City Council Approves Three Pedestrian Crossovers on Queen’s Park Crescent West

Photo Credit: City of Toronto – Proposal Plan

Traffic signals to be constructed by the end of 2020 

Isabel Armiento, Editor-in-Chief  

In an ongoing effort to improve pedestrian safety across the University of Toronto (U of T) campus, three new traffic signals and corresponding pedestrian crossovers will be constructed on Queen’s Park Crescent by the end of 2020, adding to the current six crossing sites. This will improve student and pedestrian safety at this popular jaywalking site which links St. Michael’s College and Victoria College to Queen’s Park, the gateway to the rest of the U of T campus. The University of Toronto Students’ Union (UTSU) has previously announced its support of the project.  

Emily Wong, Advisor of Constituency and Special Projects in Councillor Mike Layton’s office, told The Mike, “We’re hoping that the signals can be installed by the end of the year, though to my knowledge there is currently an installation backlog.” The Toronto City Council approved the proposed traffic signals in December 2019, and the cost of construction is estimated by the Toronto Transit Commission (TTC) at a potential $360,000. 

The speed limit of Queen’s Park Crescent West — the space between the northern and southern legs of Queen’s Park — is 50 km/hour. Nonetheless, researchers from CBC Toronto found that most cars on the road were exceeding this limit, some driving as fast as 76 km/hour. According to the TTC, Queen’s Park Crescent West is crossed by approximately 28,000 vehicles daily, making it a potentially dangerous area for pedestrians.  

The traffic lights, which have been approved, will be established in three places along the road: 66 metres north of the southern edge of Queen’s Park Crescent, 140 metres south of Hoskin Avenue crossing Queen’s Park Crescent, and crossing Queen’s Park Crescent’s northern edge. The lights are expected to be constructed come the end of 2020.  

A study by the TTC found these three points to have the highest pedestrian crossover volume on Queen’s Park Crescent West, in part because of the influx of pedestrians crossing from St. Michael’s College and Victoria College. Transportation Services recommended the implementation of these proposed pedestrian crossovers and traffic lights at these locations, both because of the surrounding U of T campus and because of the Ontario Legislative Building located on Queen’s Park — both of which have large volumes of pedestrian traffic.  
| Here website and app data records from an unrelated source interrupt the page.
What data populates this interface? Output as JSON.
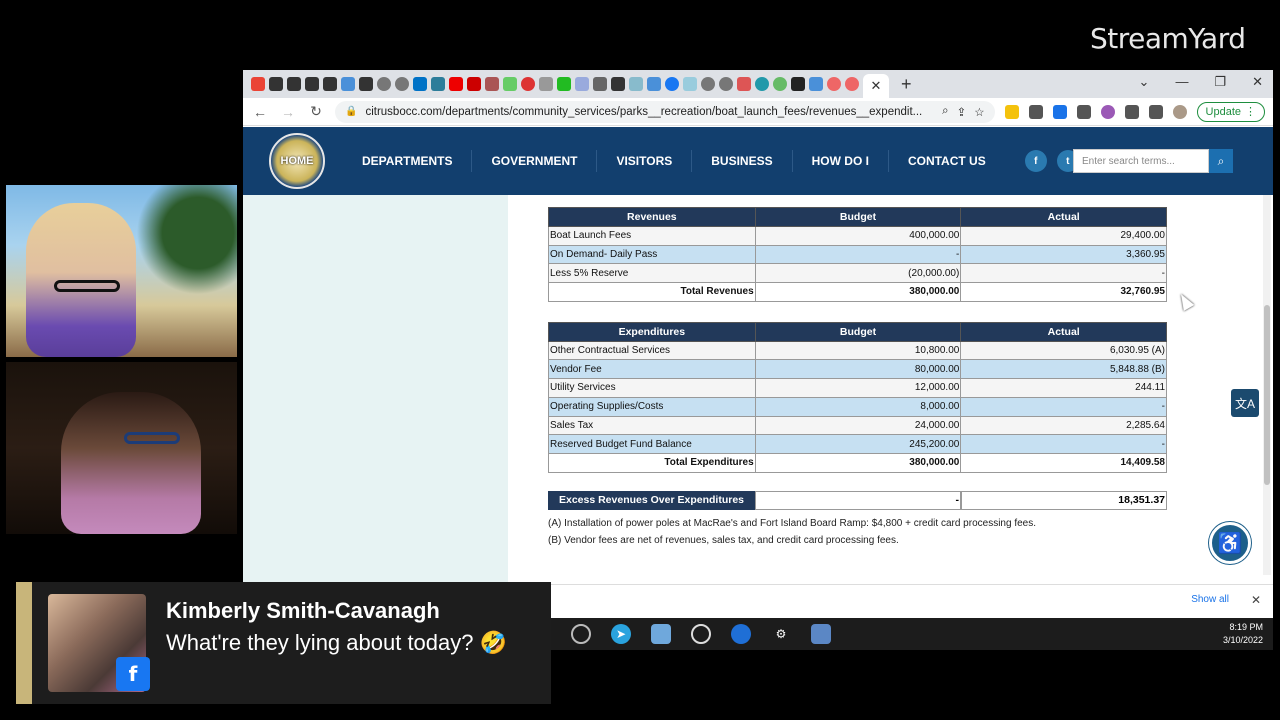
{
  "overlay": {
    "brand": "StreamYard"
  },
  "browser": {
    "url": "citrusbocc.com/departments/community_services/parks__recreation/boat_launch_fees/revenues__expendit...",
    "update_label": "Update",
    "tab_close": "✕",
    "new_tab": "+",
    "show_all": "Show all"
  },
  "site": {
    "logo_text": "HOME",
    "nav": [
      "DEPARTMENTS",
      "GOVERNMENT",
      "VISITORS",
      "BUSINESS",
      "HOW DO I",
      "CONTACT US"
    ],
    "search_placeholder": "Enter search terms..."
  },
  "revenues": {
    "headers": [
      "Revenues",
      "Budget",
      "Actual"
    ],
    "rows": [
      [
        "Boat Launch Fees",
        "400,000.00",
        "29,400.00"
      ],
      [
        "On Demand- Daily Pass",
        "-",
        "3,360.95"
      ],
      [
        "Less 5% Reserve",
        "(20,000.00)",
        "-"
      ]
    ],
    "total": [
      "Total Revenues",
      "380,000.00",
      "32,760.95"
    ]
  },
  "expenditures": {
    "headers": [
      "Expenditures",
      "Budget",
      "Actual"
    ],
    "rows": [
      [
        "Other Contractual Services",
        "10,800.00",
        "6,030.95 (A)"
      ],
      [
        "Vendor Fee",
        "80,000.00",
        "5,848.88 (B)"
      ],
      [
        "Utility Services",
        "12,000.00",
        "244.11"
      ],
      [
        "Operating Supplies/Costs",
        "8,000.00",
        "-"
      ],
      [
        "Sales Tax",
        "24,000.00",
        "2,285.64"
      ],
      [
        "Reserved Budget Fund Balance",
        "245,200.00",
        "-"
      ]
    ],
    "total": [
      "Total Expenditures",
      "380,000.00",
      "14,409.58"
    ]
  },
  "excess": {
    "label": "Excess Revenues Over Expenditures",
    "budget": "-",
    "actual": "18,351.37"
  },
  "notes": [
    "(A) Installation of power poles at MacRae's and Fort Island Board Ramp: $4,800 + credit card processing fees.",
    "(B) Vendor fees are net of revenues, sales tax, and credit card processing fees."
  ],
  "taskbar": {
    "time": "8:19 PM",
    "date": "3/10/2022"
  },
  "comment": {
    "name": "Kimberly Smith-Cavanagh",
    "message": "What're they lying about today? 🤣",
    "fb_glyph": "f"
  },
  "colors": {
    "nav_bg": "#123f6e",
    "table_header": "#22395a",
    "row_alt": "#c6e0f2",
    "facebook": "#1877f2"
  }
}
Councillor Mike Layton announced that plans for the traffic lights include a manual triggering system, in which the traffic light will not switch at regular intervals, but only when a pedestrian is waiting to cross. The proposed pedestrian crossovers would offer a way around Queen’s Park, rather than through it, which would work to improve student safety by providing this alternate route for students crossing Queen’s Park at night. This would be a relief to students, many of whom have expressed feeling unsafe in Queen’s Park at night or have reported episodes of threatened violence.  

This project aligns with the U of T St. George (UTSG) Campus Secondary Plan, which aims to emphasize pedestrian environments and student safety on campus. This includes other efforts to pedestrianize the U of T campus within the scope of the UTSG Campus Secondary Plan, as well as more specifically to pedestrianize the St. Mike’s campus. This change will not only improve student and pedestrian safety, it will also encourage more sustainable campus practices through supporting pedestrianization movements.  

The 95 Action Group, a local resident group supportive of the project, is also petitioning to pedestrianize St. Joseph Street. St. Joseph Street is home to St. Mike’s residences, St. Basil’s parish, the Kelly Library, and other classroom buildings. This is part of a greater movement to improve student safety and cultivate community growth and culture. Sign the petition here to turn the St. Mike’s community into a fully pedestrianized, motor vehicle-free, safe space.   

The Mike reached out to UTSU for comment.